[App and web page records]
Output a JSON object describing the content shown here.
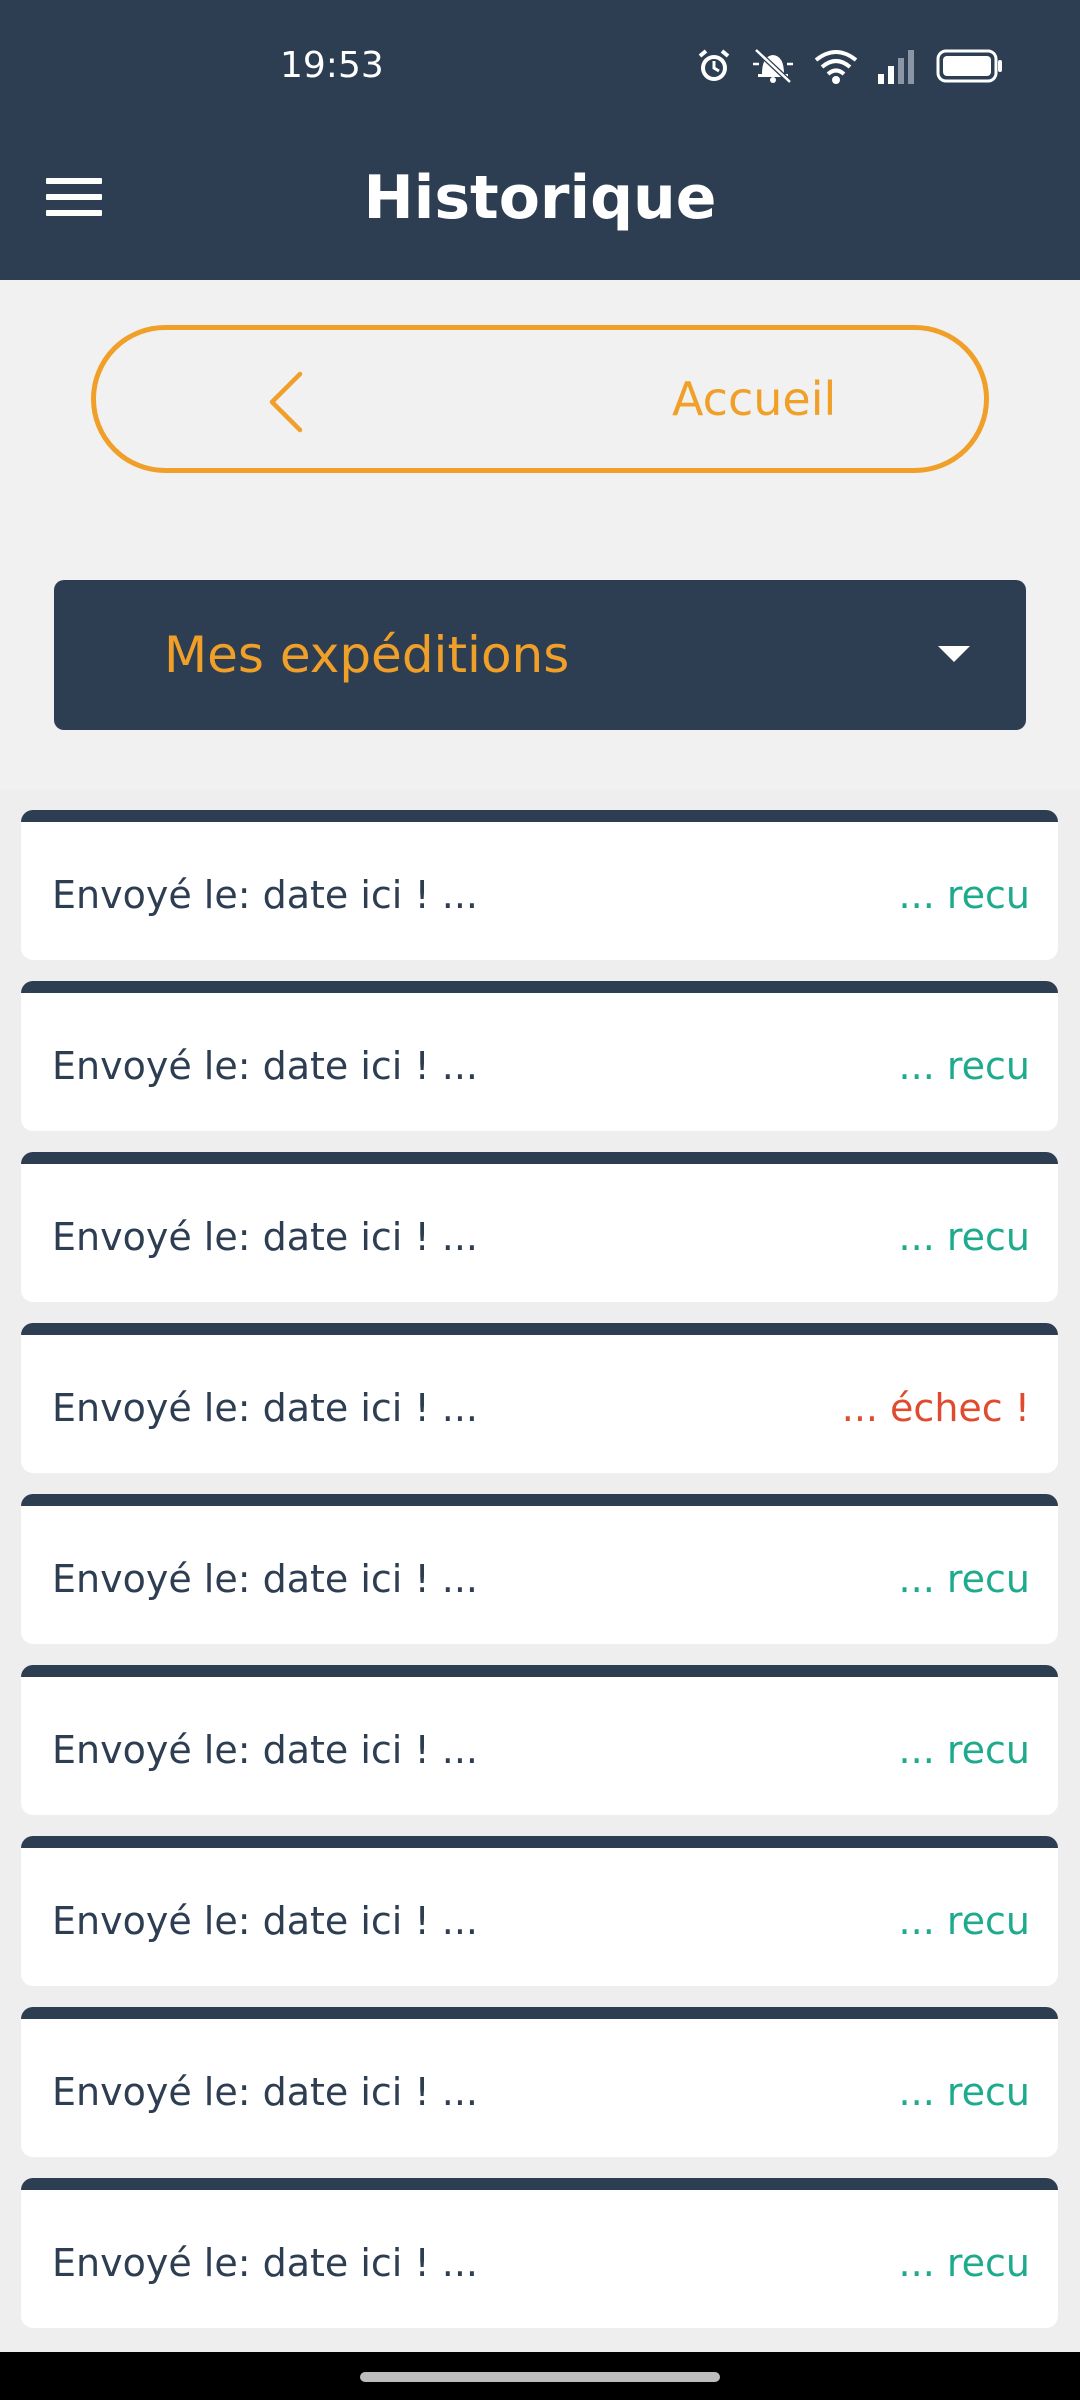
{
  "status_bar": {
    "time": "19:53",
    "icons": [
      "alarm-icon",
      "bell-muted-icon",
      "wifi-icon",
      "signal-icon",
      "battery-icon"
    ]
  },
  "header": {
    "menu_icon": "hamburger-menu-icon",
    "title": "Historique"
  },
  "home_button": {
    "label": "Accueil",
    "icon": "chevron-left-icon"
  },
  "filter_dropdown": {
    "selected": "Mes expéditions",
    "icon": "caret-down-icon"
  },
  "shipments": [
    {
      "sent_text": "Envoyé le: date ici ! ...",
      "status_text": "... recu",
      "status": "received"
    },
    {
      "sent_text": "Envoyé le: date ici ! ...",
      "status_text": "... recu",
      "status": "received"
    },
    {
      "sent_text": "Envoyé le: date ici ! ...",
      "status_text": "... recu",
      "status": "received"
    },
    {
      "sent_text": "Envoyé le: date ici ! ...",
      "status_text": "... échec !",
      "status": "failed"
    },
    {
      "sent_text": "Envoyé le: date ici ! ...",
      "status_text": "... recu",
      "status": "received"
    },
    {
      "sent_text": "Envoyé le: date ici ! ...",
      "status_text": "... recu",
      "status": "received"
    },
    {
      "sent_text": "Envoyé le: date ici ! ...",
      "status_text": "... recu",
      "status": "received"
    },
    {
      "sent_text": "Envoyé le: date ici ! ...",
      "status_text": "... recu",
      "status": "received"
    },
    {
      "sent_text": "Envoyé le: date ici ! ...",
      "status_text": "... recu",
      "status": "received"
    }
  ],
  "colors": {
    "primary_dark": "#2e3e52",
    "accent_orange": "#f0a028",
    "status_received": "#1eaa8c",
    "status_failed": "#e04b2f",
    "background": "#f1f1f1",
    "card": "#ffffff"
  }
}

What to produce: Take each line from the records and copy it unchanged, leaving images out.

Output of the task:
Output a JSON object describing the content shown here.
{
  "status_bar": {
    "time": "19:53",
    "icons": [
      "alarm-icon",
      "bell-muted-icon",
      "wifi-icon",
      "signal-icon",
      "battery-icon"
    ]
  },
  "header": {
    "menu_icon": "hamburger-menu-icon",
    "title": "Historique"
  },
  "home_button": {
    "label": "Accueil",
    "icon": "chevron-left-icon"
  },
  "filter_dropdown": {
    "selected": "Mes expéditions",
    "icon": "caret-down-icon"
  },
  "shipments": [
    {
      "sent_text": "Envoyé le: date ici ! ...",
      "status_text": "... recu",
      "status": "received"
    },
    {
      "sent_text": "Envoyé le: date ici ! ...",
      "status_text": "... recu",
      "status": "received"
    },
    {
      "sent_text": "Envoyé le: date ici ! ...",
      "status_text": "... recu",
      "status": "received"
    },
    {
      "sent_text": "Envoyé le: date ici ! ...",
      "status_text": "... échec !",
      "status": "failed"
    },
    {
      "sent_text": "Envoyé le: date ici ! ...",
      "status_text": "... recu",
      "status": "received"
    },
    {
      "sent_text": "Envoyé le: date ici ! ...",
      "status_text": "... recu",
      "status": "received"
    },
    {
      "sent_text": "Envoyé le: date ici ! ...",
      "status_text": "... recu",
      "status": "received"
    },
    {
      "sent_text": "Envoyé le: date ici ! ...",
      "status_text": "... recu",
      "status": "received"
    },
    {
      "sent_text": "Envoyé le: date ici ! ...",
      "status_text": "... recu",
      "status": "received"
    }
  ],
  "colors": {
    "primary_dark": "#2e3e52",
    "accent_orange": "#f0a028",
    "status_received": "#1eaa8c",
    "status_failed": "#e04b2f",
    "background": "#f1f1f1",
    "card": "#ffffff"
  }
}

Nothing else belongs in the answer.